* _What to produce_: Copy out the full listing exactly, omitting any picture it contains.

***** Given records

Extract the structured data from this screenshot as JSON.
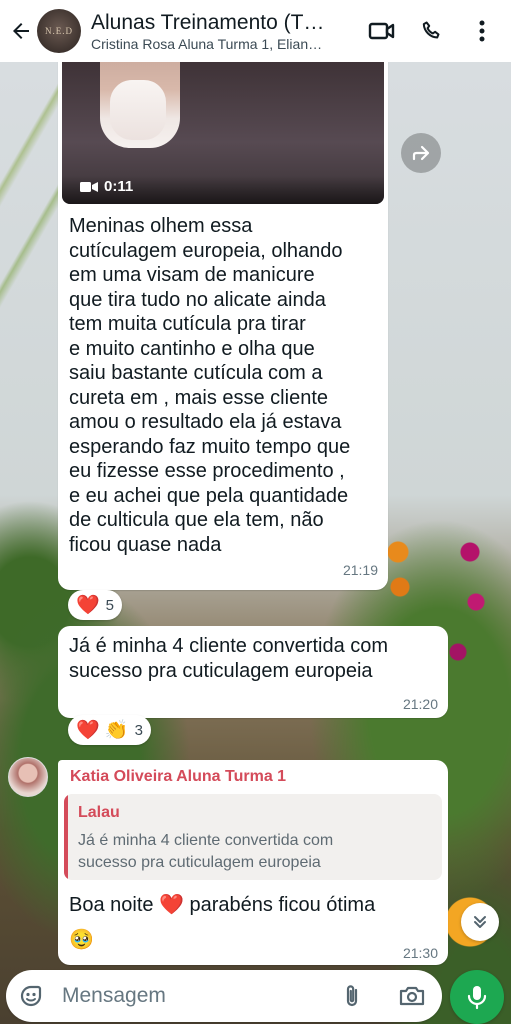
{
  "header": {
    "title": "Alunas Treinamento (T…",
    "subtitle": "Cristina Rosa Aluna Turma 1, Elian…",
    "avatar_text": "N.E.D"
  },
  "messages": [
    {
      "video_duration": "0:11",
      "text": "Meninas olhem essa\ncutículagem europeia, olhando\nem uma visam de manicure\nque tira tudo no alicate ainda\ntem muita cutícula pra tirar\ne muito cantinho e olha que\nsaiu bastante cutícula com a\ncureta em , mais esse cliente\namou o resultado ela já estava\nesperando faz muito tempo que\neu fizesse esse procedimento ,\ne eu achei que pela quantidade\nde culticula que ela tem, não\nficou quase nada",
      "time": "21:19",
      "reactions": {
        "emoji": "❤️",
        "count": "5"
      }
    },
    {
      "text": "Já é minha 4 cliente convertida com\nsucesso pra cuticulagem europeia",
      "time": "21:20",
      "reactions": {
        "emoji": "❤️ 👏",
        "count": "3"
      }
    },
    {
      "sender": "Katia Oliveira Aluna Turma 1",
      "quote_author": "Lalau",
      "quote_text": "Já é minha 4 cliente convertida com\nsucesso pra cuticulagem europeia",
      "text": "Boa noite ❤️ parabéns ficou ótima\n🥹",
      "time": "21:30"
    }
  ],
  "composer": {
    "placeholder": "Mensagem"
  },
  "icons": {
    "back": "arrow-left-icon",
    "video_call": "video-camera-icon",
    "voice_call": "phone-icon",
    "menu": "more-vertical-icon",
    "forward": "forward-icon",
    "scroll": "chevron-double-down-icon",
    "emoji": "sticker-icon",
    "attach": "paperclip-icon",
    "camera": "camera-icon",
    "mic": "microphone-icon"
  },
  "colors": {
    "accent": "#1da851",
    "sender": "#d44b5a",
    "header_bg": "#ffffff"
  }
}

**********

* _Response box_:
Extract the structured data from this screenshot as JSON.
{
  "header": {
    "title": "Alunas Treinamento (T…",
    "subtitle": "Cristina Rosa Aluna Turma 1, Elian…",
    "avatar_text": "N.E.D"
  },
  "messages": [
    {
      "video_duration": "0:11",
      "text": "Meninas olhem essa\ncutículagem europeia, olhando\nem uma visam de manicure\nque tira tudo no alicate ainda\ntem muita cutícula pra tirar\ne muito cantinho e olha que\nsaiu bastante cutícula com a\ncureta em , mais esse cliente\namou o resultado ela já estava\nesperando faz muito tempo que\neu fizesse esse procedimento ,\ne eu achei que pela quantidade\nde culticula que ela tem, não\nficou quase nada",
      "time": "21:19",
      "reactions": {
        "emoji": "❤️",
        "count": "5"
      }
    },
    {
      "text": "Já é minha 4 cliente convertida com\nsucesso pra cuticulagem europeia",
      "time": "21:20",
      "reactions": {
        "emoji": "❤️ 👏",
        "count": "3"
      }
    },
    {
      "sender": "Katia Oliveira Aluna Turma 1",
      "quote_author": "Lalau",
      "quote_text": "Já é minha 4 cliente convertida com\nsucesso pra cuticulagem europeia",
      "text": "Boa noite ❤️ parabéns ficou ótima\n🥹",
      "time": "21:30"
    }
  ],
  "composer": {
    "placeholder": "Mensagem"
  },
  "icons": {
    "back": "arrow-left-icon",
    "video_call": "video-camera-icon",
    "voice_call": "phone-icon",
    "menu": "more-vertical-icon",
    "forward": "forward-icon",
    "scroll": "chevron-double-down-icon",
    "emoji": "sticker-icon",
    "attach": "paperclip-icon",
    "camera": "camera-icon",
    "mic": "microphone-icon"
  },
  "colors": {
    "accent": "#1da851",
    "sender": "#d44b5a",
    "header_bg": "#ffffff"
  }
}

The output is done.